Lighting up a park with the spin of a pinwheel

Designer campaigning to fund wind-powered urban lighting.

By
November 28, 2011 05:53
3 minute read.
Wind-powered urban lighting

Pinwheel 311. (photo credit: Adital Ela))

 
X

Dear Reader,
As you can imagine, more people are reading The Jerusalem Post than ever before. Nevertheless, traditional business models are no longer sustainable and high-quality publications, like ours, are being forced to look for new ways to keep going. Unlike many other news organizations, we have not put up a paywall. We want to keep our journalism open and accessible and be able to keep providing you with news and analyses from the frontlines of Israel, the Middle East and the Jewish World.

As one of our loyal readers, we ask you to be our partner.

For $5 a month you will receive access to the following:

  • A user uxperience almost completely free of ads
  • Access to our Premium Section and our monthly magazine to learn Hebrew, Ivrit
  • Content from the award-winning Jerusalem Repor
  • A brand new ePaper featuring the daily newspaper as it appears in print in Israel

Help us grow and continue telling Israel’s story to the world.

Thank you,

Ronit Hasin-Hochman, CEO, Jerusalem Post Group
Yaakov Katz, Editor-in-Chief

UPGRADE YOUR JPOST EXPERIENCE FOR 5$ PER MONTH Show me later Don't show it again

For sustainable designer Adital Ela, lighting up a park at night is as simple as playing with a child’s pinwheel toy out in the wind.

Ela, founder and CEO of SSENSE DESIGN, has launched a Kickstarter online fund-raising campaign to finance the test phase of her invention, WindyLight, “a collection of self-sufficient outdoor lights that perform on free, clean energy, designed to let soft gusts of wind in the urban environment blow light into our world,” according to the project mission.

Be the first to know - Join our Facebook page.


Completely isolated from the national electricity grid, the standalone devices are powered by small pinwheel mechanisms that collect urban wind energy and transform it into electrical current, which in turn illuminates LED lights on the flaps of the pinwheels. During less winy periods of the night, the lights are able to access energy stored from windier daytime periods.

“I saw all these kinds of big projects being done all around, with harvesting wind the middle of the sea and on top of mountains,” Ela said Sunday. “But when you walk in the city you can see the wind is there, and most of us live in the cities today. So how about asking how we can connect to the lower winds that are in the city?” The same way urban buildings are able to sport solar panels to harness the sun’s light in small increments, Ela said she felt tiny wind turbines should be able to do the same with city air.

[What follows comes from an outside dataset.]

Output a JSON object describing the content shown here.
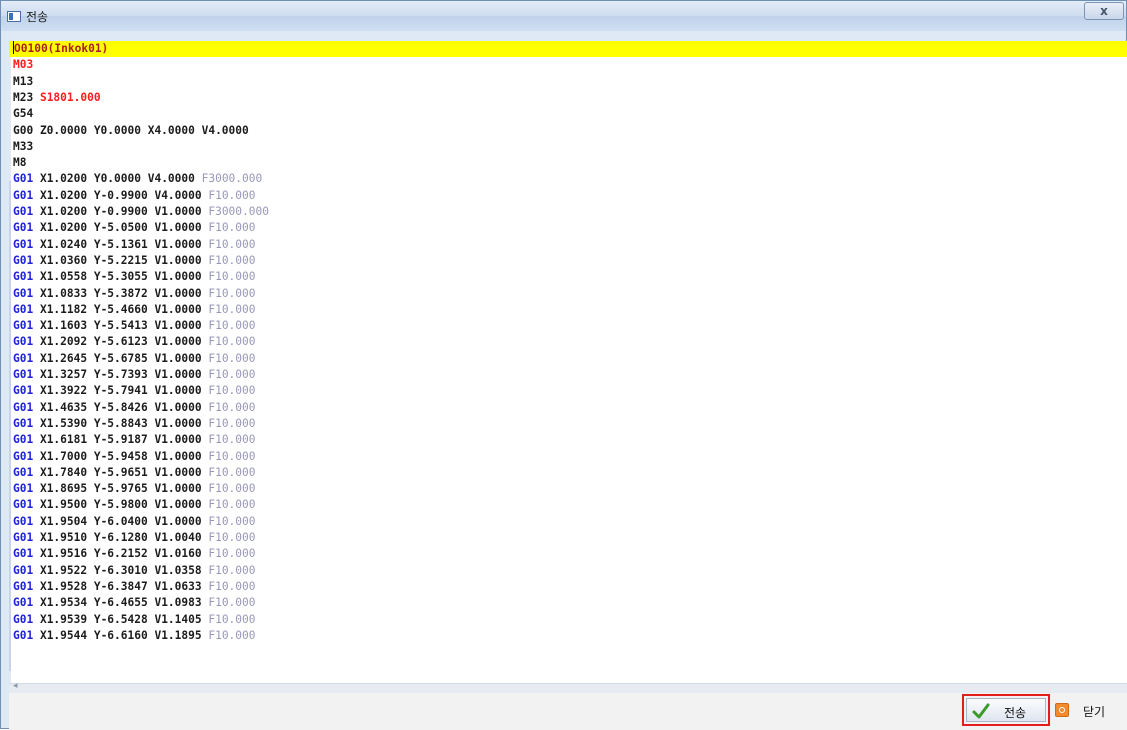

“It’s really about being more creative and more open in our thinking,” she said.

“Slowly, it came into this idea of breaking it down into smaller modules that work on a much lower energy.”

Ela started out with a $25,000 grant from AOLartists as well as the support of the international TED (Technology, Entertainment and Design) fellows team, of which she is a member, but she realized this would certainly not be enough to launch a pilot phase of the project in Israel’s cities.



After approaching various corporate investors, she began to feel that going with commercial financing would undermine her “social-environmental vision, she said. So she launched a Kickstarter campaign at the beginning of November, asking the public to contribute $65,000 by December 31, which she will only receive if she achieves that number in full.

“It’s been really exciting – there’s been a lot of interest, a lot of interest different from what I expected,” she said, noting that a lot of people have been offering to form collaborations and do projects together.

As of Sunday, the project has achieved a total of $18,036 from 99 backers, according to the Kickstarter campaign site.

Ela has designed a wide range of models, from single glowing pinwheels on rods planted in the ground, to spherical collections of small illuminated pinwheels hanging from an awning.

“The whole concept of this project is that you develop one piece that you can multiply into different shapes,” she said. “This is why it’s rather easy to develop.”

Once she has the funds necessary, Ela will launch a pilot phase in cooperation with interested cities, and will likely test her modules in places like promenades or parks, rather than on main roads, she said. While she doesn’t yet have a specific city that she intends to start working with, she said she certainly intends to continue involving the public in her vision along the way.

“I really think this is the time to try to do things differently and openly in ways that really promote creativity,” Ela said.

For more information about Ela’s project and a link to her Kickstarter campaign site, visit windy-light.com.

Related Content

Holland Park’s forest, north of Eilat.
August 11, 2014
Promising trend of prosecution for environmental crimes, officials say

By SHARON UDASIN